“Heartless,” to give the game away early, is real good, but takes a couple listens to really sink in.

It has this great beat and vibe to match with the theme of being, what it wants you to think is heartless. What should be a high tempo beat is washed out, steady, and droning. It makes the ideas of all the women, partying, drugs, and stardom you could want feel like a total waste and not what the narrator really wants.

The verses and chorus support this through and through. They are all ploying acts to try and convince himself that he enjoys his life of partying (and etc.) because he is indeed a heartless, bad person. He believes this is just who he is, can’t change, and won’t change. He is so adamant about it he says he’s a “low life for life” (cause he’s heartless). He even pretends to care so little that he feels entitled to being what every girl needs (just ignore the fact he’s trying to find a girl to fix him and therefore actually is the one in need in that scenario).

This facade the song puts up is interesting at first, and only gets better with a great payoff when the bridge hits near the end of the song. It cuts that droning beat and fills it with a steady hum. It is used as a moment of clarity when he (the narrator) is forced to realize the truth about who he is. His special person (significant other of some kind) returns to talk sense into him. It just breaks him because they won’t let him be that broken “heartless” person anymore.
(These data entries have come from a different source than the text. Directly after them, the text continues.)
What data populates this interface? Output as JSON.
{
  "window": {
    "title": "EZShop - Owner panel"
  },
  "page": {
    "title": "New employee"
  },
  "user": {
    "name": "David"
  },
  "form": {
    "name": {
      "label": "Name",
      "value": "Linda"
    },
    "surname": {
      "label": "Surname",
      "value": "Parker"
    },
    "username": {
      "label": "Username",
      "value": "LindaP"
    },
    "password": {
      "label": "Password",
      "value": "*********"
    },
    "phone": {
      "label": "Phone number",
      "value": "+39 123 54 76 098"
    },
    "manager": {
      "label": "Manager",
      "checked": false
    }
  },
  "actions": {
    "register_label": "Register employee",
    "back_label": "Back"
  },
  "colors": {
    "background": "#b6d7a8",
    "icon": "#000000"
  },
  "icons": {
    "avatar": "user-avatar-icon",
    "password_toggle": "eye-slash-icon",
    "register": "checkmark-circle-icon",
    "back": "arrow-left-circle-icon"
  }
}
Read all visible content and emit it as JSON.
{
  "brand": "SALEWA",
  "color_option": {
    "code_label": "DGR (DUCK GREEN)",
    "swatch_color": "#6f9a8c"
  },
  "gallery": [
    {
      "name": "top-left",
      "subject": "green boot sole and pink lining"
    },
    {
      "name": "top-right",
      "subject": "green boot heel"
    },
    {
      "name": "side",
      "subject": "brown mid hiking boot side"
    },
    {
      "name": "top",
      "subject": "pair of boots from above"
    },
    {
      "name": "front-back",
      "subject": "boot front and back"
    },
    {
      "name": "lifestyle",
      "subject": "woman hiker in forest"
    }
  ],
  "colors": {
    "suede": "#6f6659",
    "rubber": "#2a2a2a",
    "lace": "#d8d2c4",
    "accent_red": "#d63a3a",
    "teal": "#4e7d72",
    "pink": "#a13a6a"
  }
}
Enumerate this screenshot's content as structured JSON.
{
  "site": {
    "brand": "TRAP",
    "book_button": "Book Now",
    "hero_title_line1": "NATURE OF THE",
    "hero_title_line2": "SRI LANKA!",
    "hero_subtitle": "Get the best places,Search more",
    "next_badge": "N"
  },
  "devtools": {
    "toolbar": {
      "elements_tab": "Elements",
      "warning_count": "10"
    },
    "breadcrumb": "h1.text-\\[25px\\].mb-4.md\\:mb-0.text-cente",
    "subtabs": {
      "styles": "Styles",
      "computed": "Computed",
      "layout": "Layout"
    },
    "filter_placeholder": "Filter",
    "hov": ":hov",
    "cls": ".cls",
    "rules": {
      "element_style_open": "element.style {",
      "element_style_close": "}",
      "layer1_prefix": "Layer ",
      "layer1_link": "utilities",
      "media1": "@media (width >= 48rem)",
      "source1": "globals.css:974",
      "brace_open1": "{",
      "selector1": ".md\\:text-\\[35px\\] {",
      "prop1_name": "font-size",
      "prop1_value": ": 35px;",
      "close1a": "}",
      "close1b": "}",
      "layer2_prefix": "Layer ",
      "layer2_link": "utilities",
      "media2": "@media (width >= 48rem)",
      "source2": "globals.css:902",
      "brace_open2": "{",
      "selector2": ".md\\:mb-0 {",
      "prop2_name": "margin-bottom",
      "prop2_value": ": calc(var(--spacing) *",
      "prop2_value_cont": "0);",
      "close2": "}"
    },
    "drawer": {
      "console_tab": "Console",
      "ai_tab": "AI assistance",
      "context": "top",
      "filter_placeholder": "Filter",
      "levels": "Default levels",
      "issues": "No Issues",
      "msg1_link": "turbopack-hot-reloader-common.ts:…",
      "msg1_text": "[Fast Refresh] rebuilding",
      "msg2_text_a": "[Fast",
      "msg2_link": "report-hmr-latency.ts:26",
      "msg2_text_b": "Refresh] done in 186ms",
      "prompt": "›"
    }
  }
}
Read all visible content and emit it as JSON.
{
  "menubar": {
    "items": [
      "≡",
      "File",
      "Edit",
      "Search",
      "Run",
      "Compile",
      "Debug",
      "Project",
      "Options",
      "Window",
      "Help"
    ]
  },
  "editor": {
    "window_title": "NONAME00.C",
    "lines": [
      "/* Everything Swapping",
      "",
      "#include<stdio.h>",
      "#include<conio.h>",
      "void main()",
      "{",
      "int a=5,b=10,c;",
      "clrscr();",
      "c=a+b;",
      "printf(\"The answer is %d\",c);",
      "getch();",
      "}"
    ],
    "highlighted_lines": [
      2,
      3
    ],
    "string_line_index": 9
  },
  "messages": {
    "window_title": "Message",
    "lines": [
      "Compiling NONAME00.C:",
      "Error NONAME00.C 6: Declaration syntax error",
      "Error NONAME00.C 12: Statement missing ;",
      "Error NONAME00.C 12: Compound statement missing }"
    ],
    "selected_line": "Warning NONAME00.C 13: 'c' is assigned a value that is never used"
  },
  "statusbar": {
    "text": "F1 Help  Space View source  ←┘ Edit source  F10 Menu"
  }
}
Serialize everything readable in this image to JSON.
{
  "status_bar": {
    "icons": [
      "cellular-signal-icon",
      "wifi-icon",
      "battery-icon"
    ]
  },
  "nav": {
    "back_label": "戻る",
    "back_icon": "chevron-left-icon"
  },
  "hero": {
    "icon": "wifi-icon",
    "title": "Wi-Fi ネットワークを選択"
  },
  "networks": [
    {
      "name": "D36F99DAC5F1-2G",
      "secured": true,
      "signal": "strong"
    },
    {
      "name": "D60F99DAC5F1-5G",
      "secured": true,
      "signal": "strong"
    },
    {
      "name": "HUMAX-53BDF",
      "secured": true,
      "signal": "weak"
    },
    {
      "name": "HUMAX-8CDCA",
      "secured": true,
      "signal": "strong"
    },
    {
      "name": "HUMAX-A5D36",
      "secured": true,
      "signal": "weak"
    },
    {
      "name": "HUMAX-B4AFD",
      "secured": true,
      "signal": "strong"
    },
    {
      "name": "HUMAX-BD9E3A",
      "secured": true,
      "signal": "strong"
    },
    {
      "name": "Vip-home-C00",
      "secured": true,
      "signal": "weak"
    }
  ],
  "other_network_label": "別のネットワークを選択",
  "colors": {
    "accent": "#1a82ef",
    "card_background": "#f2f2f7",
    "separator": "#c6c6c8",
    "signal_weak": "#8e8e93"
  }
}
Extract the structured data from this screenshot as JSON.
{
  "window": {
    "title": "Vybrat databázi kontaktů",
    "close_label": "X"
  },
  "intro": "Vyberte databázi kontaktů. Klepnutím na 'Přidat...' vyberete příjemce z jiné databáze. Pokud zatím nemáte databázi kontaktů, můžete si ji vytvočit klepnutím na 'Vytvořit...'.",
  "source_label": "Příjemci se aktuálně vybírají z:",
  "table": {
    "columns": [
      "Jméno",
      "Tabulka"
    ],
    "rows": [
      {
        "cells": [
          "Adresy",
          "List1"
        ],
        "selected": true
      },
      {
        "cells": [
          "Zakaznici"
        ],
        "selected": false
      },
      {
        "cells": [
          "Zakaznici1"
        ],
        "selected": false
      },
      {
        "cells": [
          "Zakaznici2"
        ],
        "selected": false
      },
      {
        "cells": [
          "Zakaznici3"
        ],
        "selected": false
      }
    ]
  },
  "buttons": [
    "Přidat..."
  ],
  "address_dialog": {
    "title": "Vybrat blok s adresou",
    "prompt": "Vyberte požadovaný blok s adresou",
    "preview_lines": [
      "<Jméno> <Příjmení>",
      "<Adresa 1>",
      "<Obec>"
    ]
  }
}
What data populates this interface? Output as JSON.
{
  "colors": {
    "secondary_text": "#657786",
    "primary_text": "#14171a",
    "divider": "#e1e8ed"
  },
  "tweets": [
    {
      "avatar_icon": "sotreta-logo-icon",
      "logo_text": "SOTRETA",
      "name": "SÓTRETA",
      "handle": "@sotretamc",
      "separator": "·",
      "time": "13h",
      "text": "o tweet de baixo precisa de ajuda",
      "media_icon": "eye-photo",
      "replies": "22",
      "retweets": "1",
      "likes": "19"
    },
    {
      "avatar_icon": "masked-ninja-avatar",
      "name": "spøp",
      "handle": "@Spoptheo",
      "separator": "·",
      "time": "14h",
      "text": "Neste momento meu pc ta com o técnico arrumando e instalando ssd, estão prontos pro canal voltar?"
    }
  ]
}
It’s openly questioned why they won’t let him be that way in the backing track. Only the stubbornness of the narrator comes in and says he’ll prove it with a “clear tone.” This coincides with the previously removed drone returning to act as proof. It then repeats the chorus to try to solidify his heartlessness in the end.

The video features The Weeknd and his friend (is that Young Metro Boom, the songs producer?) stumbling their way through Las Vegas trying being ballers. Instead they look completely wasted. They’re stumbling and can hardly stand.

It’s all visually stunning. Las Vegas is a great location to set this video and deal with the songs theme as it cuts between the dazzling exteriors and empty interior shots. It’s all pretty strong until he licks a frog (yeah I didn’t see it going there either). The frog licking makes him sober up (more by realizing he’s completely wasted over literally sobering him. That isn’t a bad idea to keep with the theme of the song. It just disrupts the beat, messes with the production, and makes it the least optimal way to enjoy the song in the end.

Overall the song is good stuff. It’s too bad “Blinding Lights” makes those ideas more prevalent, and has a great 80s synth-wave beat with more energy, and no mumble mouth. Yeah this song has a real mumble problem that made me turn to reading the lyrics while the song played to really get what it was saying.

That’s not to say this song is not good, but in comparing the two this one is weaker, and would most obviously be popular. It’s got that sad boy, drowned out beats that are just energetic enough to make it into a solid club jam. On the surface it’s all about having girls, taking drugs (what’s a Tesla Pill? Elon Musk, what are you doing now???), partying, being a star, and doing it all cause you don’t care. That’s where the zeitgeist is at right now, and this is one of the best versions of those types of songs. It’s also just good that our Starboy can earn it again (ohh I’m so clever. Too bad Earned it is probably his weakest song).